Police officers stopped the renters and questioned them for 22 minutes while they contacted the homeowner.
Rialto Police released body camera video footage showing that the officers were polite and professional. They never drew their weapons. Some engaged in joking chatter with the renters while they checked out their story.
Prendergast, though, said at a news conference Thursday in New York that she felt she was singled out because she is black. She cited instances where innocent black people have been shot by police.
"Do you not understand how you jeopardized our lives because of your fear?" she asked. "Just because I'm living here to tell this story doesn't make it any more right."
She quoted her famous singer-songwriter grandfather: "We don't need more trouble, what we need is love."
Lawyers for Prendergast, Fyffe-Marshall and Olafimihan have said they plan to sue over the incident.
At the news conference, Prendergast said the police should be investigated for how they handled the situation.
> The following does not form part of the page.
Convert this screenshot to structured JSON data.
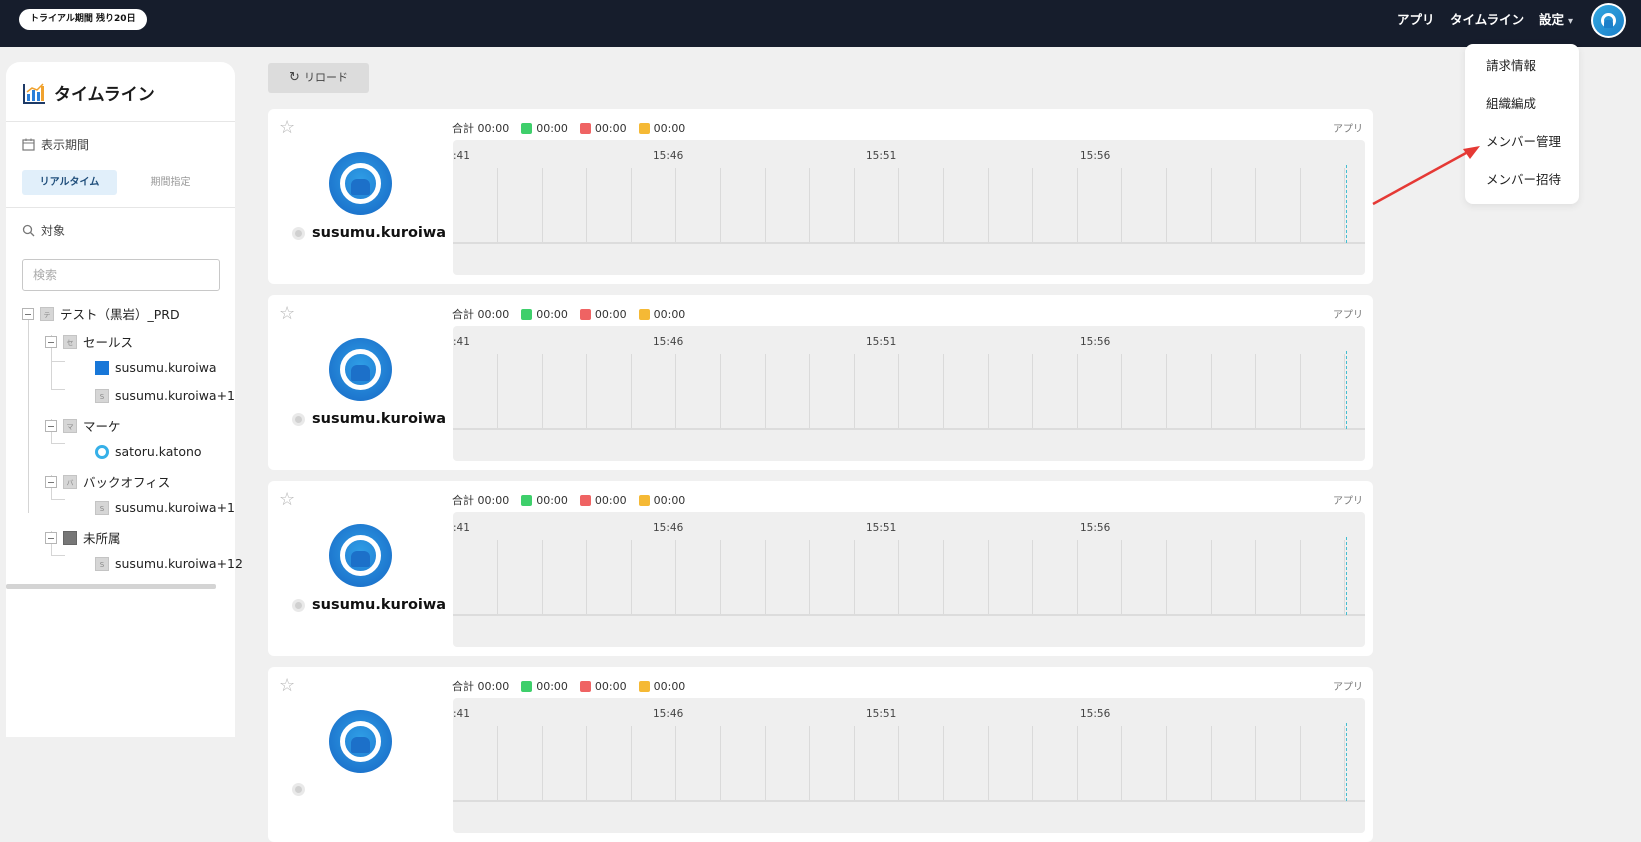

So should the neighbor who called police in the first place, she said.
Fyffe-Marshall, who is a filmmaker, posted a short video of part of the encounter on Facebook, writing that they were "surrounded" by seven police cars and told to put their hands in the air.
The longer video released by Rialto police captured a cordial interaction, though one in which the black renters questioned whether the 911 call was racially motivated and expressed frustration that it was taking so long to clear up the situation.
Rialto police Chief Mark Kling said the department has been unfairly accused of racism.
This story has been corrected to reflect that four people were stopped by police, not three.